Harte wrote: Anaxagoras wrote: Harte wrote:
A guy on ATS just forced me to do the calculation. A 20 gigawatt signal one light year away would reach us with the undetectable power of around 20X10^-22 watts.
IOW, no way Jose.
Try it yourself: link
Don't forget to:
1) convert light years to meters,
2) square the distance
Plus, wouldn't stuff like the nearby star also mask this signal with lots of electromagnetic noise?
Absolutely. But it could be handled by using frequencies that can stand out from the nearby star.
Everyone should stop and think about a signal strength of 20 GW. The highest powered signal we use to my knowledge is with certain high power radars which are
directed but have a power density of one to five gigawatts.
Anaxagoras wrote:I forget, but isn't SETI looking for aliens that might be intentionally sending us a message? It might be hard to pick up their signals if they aren't pointing them right at us, right? Because, why do that anyway? Yeah, perhaps we've done it once or twice ourselves, but we're weird.
I guess they do it because there isn't anything else we can do at the present time and (apparently) we don't want to just sit around wondering and not trying in some way to find out.
This negative screed got me thinking. Back in pre-cambrian days, when I was in grad school, we used a thing called a Computer of Average Transients".
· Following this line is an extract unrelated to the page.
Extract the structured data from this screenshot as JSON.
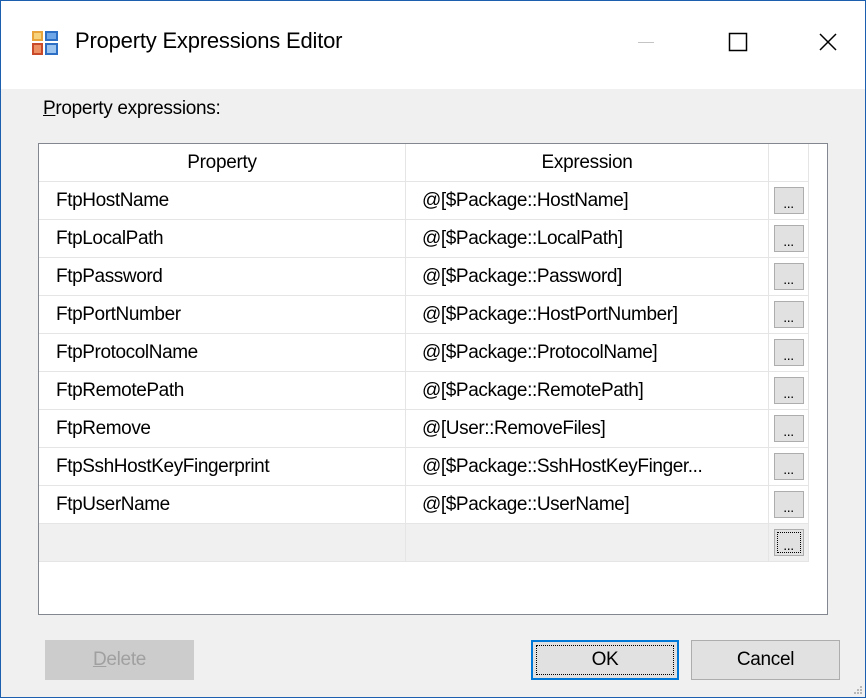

Idea was that if a signal was lost in noise and was repeatable and could be synced, all you had to do was create intervals within which the power of the signal was averaged.
So, if you were using scalp electordes to measure an evoked visual potential, the eeg on each trial was random, noise. But the evoked response was not, it was the same each time. When you average random you get a constant, when you average the signal you get
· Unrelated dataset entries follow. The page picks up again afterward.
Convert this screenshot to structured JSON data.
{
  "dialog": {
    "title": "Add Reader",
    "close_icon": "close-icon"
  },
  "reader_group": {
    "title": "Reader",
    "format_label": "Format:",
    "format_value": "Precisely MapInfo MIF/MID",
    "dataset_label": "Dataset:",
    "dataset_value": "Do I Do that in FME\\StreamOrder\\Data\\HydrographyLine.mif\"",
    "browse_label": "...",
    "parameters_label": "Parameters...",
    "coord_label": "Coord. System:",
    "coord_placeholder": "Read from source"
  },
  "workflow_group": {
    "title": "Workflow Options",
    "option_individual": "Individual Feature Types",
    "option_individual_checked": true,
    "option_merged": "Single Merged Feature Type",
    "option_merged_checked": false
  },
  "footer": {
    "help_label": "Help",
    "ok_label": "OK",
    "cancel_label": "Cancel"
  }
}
seems to me that the same sort of thing might apply with signals from ... space